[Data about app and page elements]

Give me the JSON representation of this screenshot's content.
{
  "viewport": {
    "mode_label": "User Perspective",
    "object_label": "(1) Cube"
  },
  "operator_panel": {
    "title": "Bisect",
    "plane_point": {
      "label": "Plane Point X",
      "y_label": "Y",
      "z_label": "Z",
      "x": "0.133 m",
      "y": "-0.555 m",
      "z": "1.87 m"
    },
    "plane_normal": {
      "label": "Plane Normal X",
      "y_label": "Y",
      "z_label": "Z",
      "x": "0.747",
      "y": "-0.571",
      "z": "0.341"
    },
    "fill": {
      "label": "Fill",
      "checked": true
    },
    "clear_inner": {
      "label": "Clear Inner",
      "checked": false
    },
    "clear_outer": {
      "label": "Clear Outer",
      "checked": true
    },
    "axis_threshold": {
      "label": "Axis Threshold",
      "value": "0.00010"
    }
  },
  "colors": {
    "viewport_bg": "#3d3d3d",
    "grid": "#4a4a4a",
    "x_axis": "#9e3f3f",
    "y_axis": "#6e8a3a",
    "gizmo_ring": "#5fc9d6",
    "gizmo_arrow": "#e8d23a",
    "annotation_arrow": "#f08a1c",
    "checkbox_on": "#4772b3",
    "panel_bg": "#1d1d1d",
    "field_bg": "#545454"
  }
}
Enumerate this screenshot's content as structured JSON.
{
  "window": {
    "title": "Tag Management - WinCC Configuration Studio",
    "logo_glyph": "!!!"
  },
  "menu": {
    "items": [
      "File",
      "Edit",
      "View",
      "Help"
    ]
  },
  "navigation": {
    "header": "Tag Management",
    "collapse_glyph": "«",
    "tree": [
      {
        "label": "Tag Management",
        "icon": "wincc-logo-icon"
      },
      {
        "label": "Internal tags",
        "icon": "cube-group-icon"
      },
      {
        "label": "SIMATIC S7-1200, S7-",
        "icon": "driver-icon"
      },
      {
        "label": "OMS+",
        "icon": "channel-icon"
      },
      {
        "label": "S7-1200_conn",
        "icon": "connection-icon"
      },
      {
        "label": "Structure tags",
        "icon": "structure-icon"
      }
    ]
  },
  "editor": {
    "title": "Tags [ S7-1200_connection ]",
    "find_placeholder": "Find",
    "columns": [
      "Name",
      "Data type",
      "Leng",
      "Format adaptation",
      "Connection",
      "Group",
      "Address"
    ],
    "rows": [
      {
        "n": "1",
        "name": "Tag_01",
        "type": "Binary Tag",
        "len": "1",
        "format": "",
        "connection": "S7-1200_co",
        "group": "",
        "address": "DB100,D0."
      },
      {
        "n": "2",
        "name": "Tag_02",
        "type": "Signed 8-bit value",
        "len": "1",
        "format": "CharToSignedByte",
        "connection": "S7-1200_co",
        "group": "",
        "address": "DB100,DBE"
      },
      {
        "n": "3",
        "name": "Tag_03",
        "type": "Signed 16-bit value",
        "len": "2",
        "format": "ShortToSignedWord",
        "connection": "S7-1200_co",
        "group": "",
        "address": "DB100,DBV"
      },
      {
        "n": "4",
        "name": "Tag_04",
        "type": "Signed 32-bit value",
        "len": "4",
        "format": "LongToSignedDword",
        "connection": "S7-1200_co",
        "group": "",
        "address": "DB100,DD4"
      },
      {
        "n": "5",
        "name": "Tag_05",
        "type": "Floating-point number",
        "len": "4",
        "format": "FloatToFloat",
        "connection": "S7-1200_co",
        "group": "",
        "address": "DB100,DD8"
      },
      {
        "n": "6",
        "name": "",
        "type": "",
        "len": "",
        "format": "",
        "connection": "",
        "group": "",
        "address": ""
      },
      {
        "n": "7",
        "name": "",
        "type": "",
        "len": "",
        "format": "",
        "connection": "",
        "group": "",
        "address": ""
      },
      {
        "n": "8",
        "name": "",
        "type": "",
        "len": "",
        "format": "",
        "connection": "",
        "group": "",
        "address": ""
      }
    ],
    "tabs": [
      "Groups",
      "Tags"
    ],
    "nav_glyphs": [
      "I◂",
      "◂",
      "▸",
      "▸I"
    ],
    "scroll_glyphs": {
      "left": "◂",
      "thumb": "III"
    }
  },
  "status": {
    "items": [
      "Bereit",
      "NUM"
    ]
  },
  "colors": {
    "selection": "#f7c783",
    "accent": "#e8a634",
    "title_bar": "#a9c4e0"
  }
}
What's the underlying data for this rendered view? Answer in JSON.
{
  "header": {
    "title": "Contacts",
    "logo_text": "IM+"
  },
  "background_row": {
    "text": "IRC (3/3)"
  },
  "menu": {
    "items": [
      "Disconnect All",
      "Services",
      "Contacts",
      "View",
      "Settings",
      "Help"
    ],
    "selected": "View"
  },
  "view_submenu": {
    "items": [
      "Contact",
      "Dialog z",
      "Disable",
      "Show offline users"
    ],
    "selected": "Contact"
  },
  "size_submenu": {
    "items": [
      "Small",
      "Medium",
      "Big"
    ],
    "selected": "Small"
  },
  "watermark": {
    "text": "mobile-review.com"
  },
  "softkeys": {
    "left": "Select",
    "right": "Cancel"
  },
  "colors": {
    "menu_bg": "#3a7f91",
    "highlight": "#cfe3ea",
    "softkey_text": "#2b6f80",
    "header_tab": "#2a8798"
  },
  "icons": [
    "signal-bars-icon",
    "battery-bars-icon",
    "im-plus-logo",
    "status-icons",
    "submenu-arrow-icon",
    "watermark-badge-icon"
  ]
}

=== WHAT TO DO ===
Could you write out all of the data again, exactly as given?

=== EXPECTED ANSWER ===
Give me the JSON representation of this screenshot's content.
{
  "viewport": {
    "mode_label": "User Perspective",
    "object_label": "(1) Cube"
  },
  "operator_panel": {
    "title": "Bisect",
    "plane_point": {
      "label": "Plane Point X",
      "y_label": "Y",
      "z_label": "Z",
      "x": "0.133 m",
      "y": "-0.555 m",
      "z": "1.87 m"
    },
    "plane_normal": {
      "label": "Plane Normal X",
      "y_label": "Y",
      "z_label": "Z",
      "x": "0.747",
      "y": "-0.571",
      "z": "0.341"
    },
    "fill": {
      "label": "Fill",
      "checked": true
    },
    "clear_inner": {
      "label": "Clear Inner",
      "checked": false
    },
    "clear_outer": {
      "label": "Clear Outer",
      "checked": true
    },
    "axis_threshold": {
      "label": "Axis Threshold",
      "value": "0.00010"
    }
  },
  "colors": {
    "viewport_bg": "#3d3d3d",
    "grid": "#4a4a4a",
    "x_axis": "#9e3f3f",
    "y_axis": "#6e8a3a",
    "gizmo_ring": "#5fc9d6",
    "gizmo_arrow": "#e8d23a",
    "annotation_arrow": "#f08a1c",
    "checkbox_on": "#4772b3",
    "panel_bg": "#1d1d1d",
    "field_bg": "#545454"
  }
}
Enumerate this screenshot's content as structured JSON.
{
  "window": {
    "title": "Tag Management - WinCC Configuration Studio",
    "logo_glyph": "!!!"
  },
  "menu": {
    "items": [
      "File",
      "Edit",
      "View",
      "Help"
    ]
  },
  "navigation": {
    "header": "Tag Management",
    "collapse_glyph": "«",
    "tree": [
      {
        "label": "Tag Management",
        "icon": "wincc-logo-icon"
      },
      {
        "label": "Internal tags",
        "icon": "cube-group-icon"
      },
      {
        "label": "SIMATIC S7-1200, S7-",
        "icon": "driver-icon"
      },
      {
        "label": "OMS+",
        "icon": "channel-icon"
      },
      {
        "label": "S7-1200_conn",
        "icon": "connection-icon"
      },
      {
        "label": "Structure tags",
        "icon": "structure-icon"
      }
    ]
  },
  "editor": {
    "title": "Tags [ S7-1200_connection ]",
    "find_placeholder": "Find",
    "columns": [
      "Name",
      "Data type",
      "Leng",
      "Format adaptation",
      "Connection",
      "Group",
      "Address"
    ],
    "rows": [
      {
        "n": "1",
        "name": "Tag_01",
        "type": "Binary Tag",
        "len": "1",
        "format": "",
        "connection": "S7-1200_co",
        "group": "",
        "address": "DB100,D0."
      },
      {
        "n": "2",
        "name": "Tag_02",
        "type": "Signed 8-bit value",
        "len": "1",
        "format": "CharToSignedByte",
        "connection": "S7-1200_co",
        "group": "",
        "address": "DB100,DBE"
      },
      {
        "n": "3",
        "name": "Tag_03",
        "type": "Signed 16-bit value",
        "len": "2",
        "format": "ShortToSignedWord",
        "connection": "S7-1200_co",
        "group": "",
        "address": "DB100,DBV"
      },
      {
        "n": "4",
        "name": "Tag_04",
        "type": "Signed 32-bit value",
        "len": "4",
        "format": "LongToSignedDword",
        "connection": "S7-1200_co",
        "group": "",
        "address": "DB100,DD4"
      },
      {
        "n": "5",
        "name": "Tag_05",
        "type": "Floating-point number",
        "len": "4",
        "format": "FloatToFloat",
        "connection": "S7-1200_co",
        "group": "",
        "address": "DB100,DD8"
      },
      {
        "n": "6",
        "name": "",
        "type": "",
        "len": "",
        "format": "",
        "connection": "",
        "group": "",
        "address": ""
      },
      {
        "n": "7",
        "name": "",
        "type": "",
        "len": "",
        "format": "",
        "connection": "",
        "group": "",
        "address": ""
      },
      {
        "n": "8",
        "name": "",
        "type": "",
        "len": "",
        "format": "",
        "connection": "",
        "group": "",
        "address": ""
      }
    ],
    "tabs": [
      "Groups",
      "Tags"
    ],
    "nav_glyphs": [
      "I◂",
      "◂",
      "▸",
      "▸I"
    ],
    "scroll_glyphs": {
      "left": "◂",
      "thumb": "III"
    }
  },
  "status": {
    "items": [
      "Bereit",
      "NUM"
    ]
  },
  "colors": {
    "selection": "#f7c783",
    "accent": "#e8a634",
    "title_bar": "#a9c4e0"
  }
}
What's the underlying data for this rendered view? Answer in JSON.
{
  "header": {
    "title": "Contacts",
    "logo_text": "IM+"
  },
  "background_row": {
    "text": "IRC (3/3)"
  },
  "menu": {
    "items": [
      "Disconnect All",
      "Services",
      "Contacts",
      "View",
      "Settings",
      "Help"
    ],
    "selected": "View"
  },
  "view_submenu": {
    "items": [
      "Contact",
      "Dialog z",
      "Disable",
      "Show offline users"
    ],
    "selected": "Contact"
  },
  "size_submenu": {
    "items": [
      "Small",
      "Medium",
      "Big"
    ],
    "selected": "Small"
  },
  "watermark": {
    "text": "mobile-review.com"
  },
  "softkeys": {
    "left": "Select",
    "right": "Cancel"
  },
  "colors": {
    "menu_bg": "#3a7f91",
    "highlight": "#cfe3ea",
    "softkey_text": "#2b6f80",
    "header_tab": "#2a8798"
  },
  "icons": [
    "signal-bars-icon",
    "battery-bars-icon",
    "im-plus-logo",
    "status-icons",
    "submenu-arrow-icon",
    "watermark-badge-icon"
  ]
}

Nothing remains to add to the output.